Barr and Rasmussen know each other from working together at HighQ and Barr told us: “There was an obvious connection and trust. Stew reached out to me probably almost 18 months ago for general advice and it became clear that there was an opportunity to invest in the business. I’m very aware that there are some core problems that remain unresolved in the industry – at HighQ we never truly resolved the issue of how to seamlessly integrate with the core DMS platforms and other core systems of truth inside the organisation, iManage being the most popular one. It was something that HighQ, for various reasons over the years, never decided to solve directly for themselves, we always partnered with third parties to build integrations. 

“None of those third parties have truly solved the problem to the satisfaction of customers and it doesn’t go beyond the basic ‘let’s move a document from here to over there.’ What I saw with Syncly, was that they have a modern technology platform, as opposed to something that was developed a long time ago. It is a cloud native platform, and it has its foundations in some of the work that the Syncly team has been doing with one of the big Australian banks for a long time, moving very large data sets across different systems. So, it has really robust and mature capabilities as well.” 

While Barr was impressed by the existing capabilities of Syncly, he says that he was also attracted by the possibilities, such as solving problems around the governance of data. He told Legal IT Insider: “What we mean by that is not just moving a document from A to B, it’s about proactively managing that data once it has gone somewhere. 

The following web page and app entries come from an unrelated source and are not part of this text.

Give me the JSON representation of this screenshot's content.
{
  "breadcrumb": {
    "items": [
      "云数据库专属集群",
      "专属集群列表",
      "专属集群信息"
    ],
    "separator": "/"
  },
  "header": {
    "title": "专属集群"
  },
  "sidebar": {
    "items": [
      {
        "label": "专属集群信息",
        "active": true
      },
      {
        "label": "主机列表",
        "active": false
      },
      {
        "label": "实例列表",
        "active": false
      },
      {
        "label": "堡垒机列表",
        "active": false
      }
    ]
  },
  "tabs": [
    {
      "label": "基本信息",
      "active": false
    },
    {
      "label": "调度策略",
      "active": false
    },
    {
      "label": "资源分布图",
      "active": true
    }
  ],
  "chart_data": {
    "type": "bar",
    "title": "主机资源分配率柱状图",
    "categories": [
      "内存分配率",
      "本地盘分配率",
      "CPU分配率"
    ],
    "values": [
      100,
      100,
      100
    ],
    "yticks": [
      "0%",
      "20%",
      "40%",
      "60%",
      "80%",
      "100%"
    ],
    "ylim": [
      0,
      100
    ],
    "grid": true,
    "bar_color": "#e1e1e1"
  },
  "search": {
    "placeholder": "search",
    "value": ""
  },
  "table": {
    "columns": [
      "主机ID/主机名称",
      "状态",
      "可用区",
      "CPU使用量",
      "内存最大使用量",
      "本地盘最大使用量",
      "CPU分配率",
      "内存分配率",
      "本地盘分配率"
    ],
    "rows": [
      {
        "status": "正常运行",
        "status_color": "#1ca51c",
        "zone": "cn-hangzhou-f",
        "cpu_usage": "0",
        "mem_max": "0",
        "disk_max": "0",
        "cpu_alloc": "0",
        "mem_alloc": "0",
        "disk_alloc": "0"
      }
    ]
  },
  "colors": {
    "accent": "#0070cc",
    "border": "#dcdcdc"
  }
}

“Say you have loads of data in HighQ or Teams and you’re managing potentially thousands of matters. Some of the big HighQ customers do have literally thousands of matters in their HighQ instance. But over time those sites aren’t used anymore, and you still have a lot of data in there. The opportunity for Syncly is to be able to proactively monitor that data, shut down sites that no longer need to be active, pull the users out and get the data out of there as well.” 

Having data sat in multiple different repositories is an enduring problem for law firms, which in addition to meeting privacy requirements, must also adhere to strict regulation around the destruction of data after a set period of time. 

Barr said: “You’re obviously moving data from the DMS into collaboration systems like Teams and HighQ so that data might stay there for a while, and then it needs to be taken back out again. Bigger clients particularly have a headache managing their HighQ instances and sometimes it can even hold back adoption, because they are scared of losing control. Quite often the teams managing these systems are quite small and they don’t have the capacity to manage it if they let it loose. 

“We want to help automate that process to make sure that your data is where it needs to be and only where it needs to be.”  

This could also mean setting rules around external Teams users, whereby if they leave the company their account will be deleted if inactive after, for example, 30 days.  

Syncly can already archive HighQ sites now – including iSheets and Wiki content as opposed to just documents. There is an archive workflow in which you need to select the source and the target once a matter is finished, and the site needs to be closed down. It is the automation of that process that is not yet available, and Rasmussen says: “That’s the first step of the vision that we have, to build a more proactive governance platform.” 

Syncly has a joint venture agreement with a top 50 US law firm to build additional capabilities and Rasmussen says: “We’re tapping into their knowledge and processes and making sure we’re solving real problems.” 

While Barr will not be operating the business and says “that’s Stew’s job and his team’s,” he will take on a proactive role and says: “We are bringing some new people in to up-skill the business and help strengthen the team.” 

Watch this space.